"I was kind of inoculated for that five or six year period when I made the first three. I could make decisions with absolutely no thought to what the potential box office was," says Damon. "It was liberating in that sense. I knew that if I had another Jason Bourne off in the middle distance, it would kind of rescue me and keep my career afloat for a few more years."

In "Jason Bourne" (out July 29), Damon returns to the spy franchise that made him a full-blown movie star with all the freedom such status affords. Given how much 45-year-old actor credits the series with, it's a welcome homecoming.

"It's obviously the most significant thing that's happened in my career," Damon said in a recent interview from the set of Alexander Payne's "Downsizing." ''I definitely knew I wanted to do it again but I was always kind of tethered to Paul (Greengrass). I knew I didn't want to do it without him."
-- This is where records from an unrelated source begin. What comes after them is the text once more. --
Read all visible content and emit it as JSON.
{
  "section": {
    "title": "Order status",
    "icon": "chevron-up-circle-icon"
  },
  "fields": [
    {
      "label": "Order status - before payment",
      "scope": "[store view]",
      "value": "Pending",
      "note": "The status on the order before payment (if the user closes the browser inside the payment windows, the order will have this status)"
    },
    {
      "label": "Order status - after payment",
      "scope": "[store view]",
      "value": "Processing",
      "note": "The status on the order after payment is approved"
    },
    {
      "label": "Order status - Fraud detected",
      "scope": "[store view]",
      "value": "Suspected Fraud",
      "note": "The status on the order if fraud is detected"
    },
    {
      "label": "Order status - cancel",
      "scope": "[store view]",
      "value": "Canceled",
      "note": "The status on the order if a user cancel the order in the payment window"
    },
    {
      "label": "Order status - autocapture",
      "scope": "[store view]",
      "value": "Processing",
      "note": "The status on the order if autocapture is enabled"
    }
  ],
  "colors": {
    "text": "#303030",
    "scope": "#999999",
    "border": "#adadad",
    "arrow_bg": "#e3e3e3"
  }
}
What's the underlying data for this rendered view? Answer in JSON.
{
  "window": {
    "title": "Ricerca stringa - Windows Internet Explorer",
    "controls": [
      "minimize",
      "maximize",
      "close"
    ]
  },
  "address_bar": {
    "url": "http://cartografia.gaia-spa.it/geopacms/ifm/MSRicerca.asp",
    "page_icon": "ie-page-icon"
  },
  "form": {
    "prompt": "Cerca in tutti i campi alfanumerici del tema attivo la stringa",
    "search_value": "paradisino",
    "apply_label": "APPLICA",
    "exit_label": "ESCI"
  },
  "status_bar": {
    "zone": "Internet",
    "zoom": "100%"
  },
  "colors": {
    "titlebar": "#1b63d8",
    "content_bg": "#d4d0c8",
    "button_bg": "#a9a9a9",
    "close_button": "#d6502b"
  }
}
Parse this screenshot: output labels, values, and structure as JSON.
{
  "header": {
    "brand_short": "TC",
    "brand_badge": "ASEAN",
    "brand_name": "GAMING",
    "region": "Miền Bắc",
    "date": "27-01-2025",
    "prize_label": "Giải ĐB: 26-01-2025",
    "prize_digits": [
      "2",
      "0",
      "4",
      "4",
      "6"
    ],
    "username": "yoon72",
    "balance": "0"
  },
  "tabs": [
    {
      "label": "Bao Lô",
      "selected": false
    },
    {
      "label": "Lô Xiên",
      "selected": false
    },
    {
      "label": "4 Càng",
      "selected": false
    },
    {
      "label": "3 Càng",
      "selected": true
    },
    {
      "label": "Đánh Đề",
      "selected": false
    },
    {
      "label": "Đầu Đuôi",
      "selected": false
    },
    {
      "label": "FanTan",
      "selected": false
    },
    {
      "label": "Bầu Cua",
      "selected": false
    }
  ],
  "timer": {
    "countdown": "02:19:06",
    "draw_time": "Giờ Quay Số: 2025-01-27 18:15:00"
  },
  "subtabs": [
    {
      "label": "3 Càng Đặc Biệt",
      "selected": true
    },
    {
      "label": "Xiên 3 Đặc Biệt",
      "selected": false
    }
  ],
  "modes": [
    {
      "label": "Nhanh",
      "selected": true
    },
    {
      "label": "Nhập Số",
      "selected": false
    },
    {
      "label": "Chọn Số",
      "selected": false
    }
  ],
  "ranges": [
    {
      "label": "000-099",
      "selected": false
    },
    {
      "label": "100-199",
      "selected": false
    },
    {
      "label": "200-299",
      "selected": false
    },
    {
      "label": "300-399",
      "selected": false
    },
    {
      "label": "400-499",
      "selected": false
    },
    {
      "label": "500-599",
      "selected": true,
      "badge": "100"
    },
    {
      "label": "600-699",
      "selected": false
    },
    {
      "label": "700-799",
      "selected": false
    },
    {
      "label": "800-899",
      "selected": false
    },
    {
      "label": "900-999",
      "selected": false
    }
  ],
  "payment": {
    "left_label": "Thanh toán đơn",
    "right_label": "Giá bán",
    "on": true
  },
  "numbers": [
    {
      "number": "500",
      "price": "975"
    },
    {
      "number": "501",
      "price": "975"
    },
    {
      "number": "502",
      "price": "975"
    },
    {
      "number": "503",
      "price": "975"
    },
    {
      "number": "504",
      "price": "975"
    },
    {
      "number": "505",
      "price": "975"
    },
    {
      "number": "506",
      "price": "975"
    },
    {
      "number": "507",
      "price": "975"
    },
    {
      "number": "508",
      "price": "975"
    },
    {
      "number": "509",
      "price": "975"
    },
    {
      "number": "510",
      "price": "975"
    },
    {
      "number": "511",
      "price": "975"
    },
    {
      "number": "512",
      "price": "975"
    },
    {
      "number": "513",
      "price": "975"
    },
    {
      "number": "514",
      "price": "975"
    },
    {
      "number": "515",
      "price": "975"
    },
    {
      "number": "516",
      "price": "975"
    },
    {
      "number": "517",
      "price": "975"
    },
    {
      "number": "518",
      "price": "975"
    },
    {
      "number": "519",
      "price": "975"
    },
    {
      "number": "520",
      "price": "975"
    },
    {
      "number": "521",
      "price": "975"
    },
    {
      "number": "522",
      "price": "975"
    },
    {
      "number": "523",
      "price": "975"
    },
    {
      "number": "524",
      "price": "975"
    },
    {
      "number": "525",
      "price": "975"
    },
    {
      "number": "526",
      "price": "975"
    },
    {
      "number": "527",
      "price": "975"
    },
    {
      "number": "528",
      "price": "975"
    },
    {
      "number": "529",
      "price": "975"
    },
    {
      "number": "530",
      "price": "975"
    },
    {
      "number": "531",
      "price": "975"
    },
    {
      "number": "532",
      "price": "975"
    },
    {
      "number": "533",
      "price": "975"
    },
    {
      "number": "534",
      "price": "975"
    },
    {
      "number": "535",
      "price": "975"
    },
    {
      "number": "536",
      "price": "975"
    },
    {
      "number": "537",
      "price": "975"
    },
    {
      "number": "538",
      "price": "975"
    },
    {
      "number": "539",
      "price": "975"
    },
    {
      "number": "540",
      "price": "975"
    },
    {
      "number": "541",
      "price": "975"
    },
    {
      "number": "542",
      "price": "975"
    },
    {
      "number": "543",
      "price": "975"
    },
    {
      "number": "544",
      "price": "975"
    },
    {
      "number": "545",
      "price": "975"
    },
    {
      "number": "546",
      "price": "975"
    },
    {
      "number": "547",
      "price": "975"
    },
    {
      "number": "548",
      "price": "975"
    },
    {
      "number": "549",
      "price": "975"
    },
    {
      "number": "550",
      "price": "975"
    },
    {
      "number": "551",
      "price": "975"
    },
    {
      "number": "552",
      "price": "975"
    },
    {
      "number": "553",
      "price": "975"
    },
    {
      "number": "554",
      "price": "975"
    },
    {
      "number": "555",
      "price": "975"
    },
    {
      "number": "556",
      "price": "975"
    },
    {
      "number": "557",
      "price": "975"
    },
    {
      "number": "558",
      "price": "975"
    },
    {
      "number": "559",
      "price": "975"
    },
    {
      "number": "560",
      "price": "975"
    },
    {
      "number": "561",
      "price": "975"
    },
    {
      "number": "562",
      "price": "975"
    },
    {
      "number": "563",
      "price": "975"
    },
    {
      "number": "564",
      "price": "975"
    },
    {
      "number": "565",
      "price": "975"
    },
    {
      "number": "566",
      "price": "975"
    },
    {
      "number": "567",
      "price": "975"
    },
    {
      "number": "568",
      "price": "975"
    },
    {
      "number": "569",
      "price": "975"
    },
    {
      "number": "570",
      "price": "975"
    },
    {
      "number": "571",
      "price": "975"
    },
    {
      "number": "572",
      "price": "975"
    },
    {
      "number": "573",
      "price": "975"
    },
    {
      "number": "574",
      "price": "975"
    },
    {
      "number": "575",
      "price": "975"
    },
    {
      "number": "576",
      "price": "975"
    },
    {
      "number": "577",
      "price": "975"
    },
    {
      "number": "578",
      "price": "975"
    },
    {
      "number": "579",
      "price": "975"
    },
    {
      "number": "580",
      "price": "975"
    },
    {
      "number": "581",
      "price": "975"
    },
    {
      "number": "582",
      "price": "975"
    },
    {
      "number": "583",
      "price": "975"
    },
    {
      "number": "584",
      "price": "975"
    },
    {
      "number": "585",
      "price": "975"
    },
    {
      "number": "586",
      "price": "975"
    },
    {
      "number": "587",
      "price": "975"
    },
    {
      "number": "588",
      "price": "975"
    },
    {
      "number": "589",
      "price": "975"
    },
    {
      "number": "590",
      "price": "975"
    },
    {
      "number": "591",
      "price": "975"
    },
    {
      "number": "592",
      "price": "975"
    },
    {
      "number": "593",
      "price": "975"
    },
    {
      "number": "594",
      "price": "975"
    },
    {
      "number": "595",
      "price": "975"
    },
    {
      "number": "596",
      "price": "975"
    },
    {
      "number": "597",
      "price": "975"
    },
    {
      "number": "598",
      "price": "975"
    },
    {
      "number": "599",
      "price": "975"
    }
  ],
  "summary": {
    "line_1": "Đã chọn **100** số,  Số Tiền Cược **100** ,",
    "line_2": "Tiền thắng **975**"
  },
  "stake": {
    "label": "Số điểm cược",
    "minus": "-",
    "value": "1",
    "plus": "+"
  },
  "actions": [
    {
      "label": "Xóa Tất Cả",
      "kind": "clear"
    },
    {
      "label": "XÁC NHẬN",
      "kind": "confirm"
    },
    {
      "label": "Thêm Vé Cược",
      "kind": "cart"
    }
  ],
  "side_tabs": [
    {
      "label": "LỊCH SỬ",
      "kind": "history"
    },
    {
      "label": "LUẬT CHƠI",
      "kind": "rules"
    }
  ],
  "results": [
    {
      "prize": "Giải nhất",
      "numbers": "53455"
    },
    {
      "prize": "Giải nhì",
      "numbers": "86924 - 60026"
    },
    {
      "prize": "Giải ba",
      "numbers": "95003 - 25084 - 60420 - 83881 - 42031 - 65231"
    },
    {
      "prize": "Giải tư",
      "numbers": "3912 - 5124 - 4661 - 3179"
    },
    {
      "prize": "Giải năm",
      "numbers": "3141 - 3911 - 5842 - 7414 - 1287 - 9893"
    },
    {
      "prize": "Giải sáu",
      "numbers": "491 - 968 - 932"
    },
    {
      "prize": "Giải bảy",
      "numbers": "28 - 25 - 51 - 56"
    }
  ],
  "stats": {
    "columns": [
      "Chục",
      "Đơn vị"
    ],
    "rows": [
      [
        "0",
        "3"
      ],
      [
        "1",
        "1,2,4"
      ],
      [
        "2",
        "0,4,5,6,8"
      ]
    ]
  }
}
It's been nine years since "The Bourne Ultimatum," but the franchise based on Robert Ludlum's novels has kept spinning. "The Bourne Legacy," in 2012, starred Jeremy Renner as another secret agent. That film grossed less than the three previous "Bourne" movies, thus proving the value of both Damon and Greengrass to the franchise. The "Captain Phillips" director helmed Damon's last two "Bourne" movies.

Damon says the delay was partially caused by a struggle to find a worthy next chapter for the character. The time helped: "Jason Bourne" was inspired by Edward Snowden and more recent debate over civil liberties.

But Damon's and Greengrass' motivation in returning, they say, ultimately grew out of satisfying fans of the kinetic, mysterious "Bourne" films.

"All those people who have come up to me over the years, hopefully they're representative of a whole group of people who will go buy tickets," says Damon. "We're counting on it. You never know. It's the movie business, so it could be a total disaster."